Nonparametric method for estimating the effects of climatic and catchment characteristics on mean annual evapotranspiration



[1] It is now well known that forested catchments have higher evapotranspiration than grassed catchments. Models for mean annual evapotranspiration have been developed to quantify catchment scale differences in mean annual evapotranspiration. Zhang et al. (2001) developed a simple, one parameter, model for the relationships between evapotranspiration and vegetation cover by evaluating the differences of model parameter values for different vegetation covers. However, other factors such as climate and catchment topography may also affect evapotranspiration and therefore the model parameter. Simple models acknowledging only categorical vegetation cover (forested, mixed, and grassed) may introduce some uncertainty, and more seriously, lead to inconsistent conclusions regarding relationships between vegetation cover and evapotranspiration. Zhang et al. (2004) investigated possible inclusion of climatic factors and catchment characteristics to improve the estimation of mean annual evapotranspiration by modeling the residuals of the model parameter via a stepwise linear regression. In this paper we propose the use of a multivariate adaptive regression spline (MARS) model for estimating the model parameter. In contrast to a simple stepwise regression, the MARS model provides not only insight into the interactions between explanatory factors but also a potential for prediction for ungauged basins as long as the values of explanatory factors are within the domain of calibration catchments. The MARS model is able to determine statistically significant factors and therefore is a powerful tool to identify important factors and their interactions.
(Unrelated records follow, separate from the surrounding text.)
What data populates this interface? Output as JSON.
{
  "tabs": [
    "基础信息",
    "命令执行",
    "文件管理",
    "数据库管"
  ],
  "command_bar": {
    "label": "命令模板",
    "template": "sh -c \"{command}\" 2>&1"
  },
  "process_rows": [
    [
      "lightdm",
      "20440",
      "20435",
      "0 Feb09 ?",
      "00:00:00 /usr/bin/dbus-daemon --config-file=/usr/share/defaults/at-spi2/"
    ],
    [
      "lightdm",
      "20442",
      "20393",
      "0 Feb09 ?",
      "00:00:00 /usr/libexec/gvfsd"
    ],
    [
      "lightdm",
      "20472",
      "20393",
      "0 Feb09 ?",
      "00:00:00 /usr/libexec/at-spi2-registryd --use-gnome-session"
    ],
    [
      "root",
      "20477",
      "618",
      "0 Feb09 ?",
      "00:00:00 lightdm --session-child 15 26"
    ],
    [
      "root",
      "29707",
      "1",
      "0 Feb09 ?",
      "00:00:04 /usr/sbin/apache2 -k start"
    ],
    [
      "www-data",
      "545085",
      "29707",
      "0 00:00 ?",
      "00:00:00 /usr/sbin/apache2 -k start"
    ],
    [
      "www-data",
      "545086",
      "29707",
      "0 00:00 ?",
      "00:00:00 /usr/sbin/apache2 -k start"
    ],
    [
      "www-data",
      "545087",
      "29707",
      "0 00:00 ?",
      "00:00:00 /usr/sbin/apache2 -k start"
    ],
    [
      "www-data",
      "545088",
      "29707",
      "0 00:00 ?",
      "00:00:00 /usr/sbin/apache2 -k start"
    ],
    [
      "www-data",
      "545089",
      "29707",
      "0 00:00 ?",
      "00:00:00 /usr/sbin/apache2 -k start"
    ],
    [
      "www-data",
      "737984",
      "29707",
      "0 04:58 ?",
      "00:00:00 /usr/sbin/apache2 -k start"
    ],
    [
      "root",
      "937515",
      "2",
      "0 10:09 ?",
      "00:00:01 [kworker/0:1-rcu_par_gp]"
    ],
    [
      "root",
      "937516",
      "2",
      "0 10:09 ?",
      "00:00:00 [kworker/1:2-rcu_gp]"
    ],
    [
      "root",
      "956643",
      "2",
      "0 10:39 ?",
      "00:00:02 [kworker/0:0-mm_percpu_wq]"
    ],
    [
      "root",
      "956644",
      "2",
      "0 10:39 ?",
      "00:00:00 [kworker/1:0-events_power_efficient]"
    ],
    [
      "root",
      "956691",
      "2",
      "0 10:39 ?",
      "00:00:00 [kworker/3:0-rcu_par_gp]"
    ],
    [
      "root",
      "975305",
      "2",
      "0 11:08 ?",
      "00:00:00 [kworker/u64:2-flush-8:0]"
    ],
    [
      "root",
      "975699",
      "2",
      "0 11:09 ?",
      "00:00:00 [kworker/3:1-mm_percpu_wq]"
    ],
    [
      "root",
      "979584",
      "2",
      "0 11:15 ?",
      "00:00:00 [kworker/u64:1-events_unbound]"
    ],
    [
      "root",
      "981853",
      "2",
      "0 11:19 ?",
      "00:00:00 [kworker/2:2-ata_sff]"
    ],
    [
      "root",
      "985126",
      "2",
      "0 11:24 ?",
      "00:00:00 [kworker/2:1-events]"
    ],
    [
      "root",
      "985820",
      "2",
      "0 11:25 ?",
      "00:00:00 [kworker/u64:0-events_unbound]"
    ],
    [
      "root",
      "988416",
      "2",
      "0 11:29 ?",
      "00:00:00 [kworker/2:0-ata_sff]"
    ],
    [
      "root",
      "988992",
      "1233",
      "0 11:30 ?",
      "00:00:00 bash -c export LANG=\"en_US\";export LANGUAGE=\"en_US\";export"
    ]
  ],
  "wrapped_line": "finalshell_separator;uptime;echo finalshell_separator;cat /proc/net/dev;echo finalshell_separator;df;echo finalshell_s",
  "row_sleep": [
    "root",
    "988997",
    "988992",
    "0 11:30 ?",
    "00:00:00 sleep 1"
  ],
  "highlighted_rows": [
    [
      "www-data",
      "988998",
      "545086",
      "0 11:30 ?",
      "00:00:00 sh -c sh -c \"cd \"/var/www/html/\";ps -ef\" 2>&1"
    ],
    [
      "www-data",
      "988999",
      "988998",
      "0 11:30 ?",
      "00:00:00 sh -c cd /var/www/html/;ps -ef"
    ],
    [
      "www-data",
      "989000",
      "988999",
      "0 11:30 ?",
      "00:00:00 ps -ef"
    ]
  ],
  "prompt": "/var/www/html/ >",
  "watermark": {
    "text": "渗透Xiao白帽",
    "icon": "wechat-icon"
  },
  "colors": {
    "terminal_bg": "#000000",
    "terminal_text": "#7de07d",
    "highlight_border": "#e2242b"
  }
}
Using 241 Australian catchments where climate factors and catchment characteristics are available, we found the following significant terms affecting the mean annual evapotranspiration. (1) The functional relationship with the number of months that peak precipitation follows peak potential evapotranspiration (PfE) states that closer phase between precipitation and potential evapotranspiration results in less streamflow. (2) The interactions between coefficient of variation of precipitation and average storm depth shows that the value of the model parameter is smaller when the coefficient of variance of precipitation is larger than 2.24 and the average storm depth is less than 8.70 mm d−1. (3) The interaction between relief ratio and average storm depth term shows that both larger average storm depth in flat catchments and smaller average storm depth in hilly catchments result in more streamflow. (4) The interaction between relief ratio and forest coverage reveals that for flat catchments with reasonable forest cover, increasing forest cover generally results in more mean annual evapotranspiration and less mean annual streamflow. The performance of the MARS model was assessed by a calibration-testing procedure to support its usage for prediction for ungauged basins.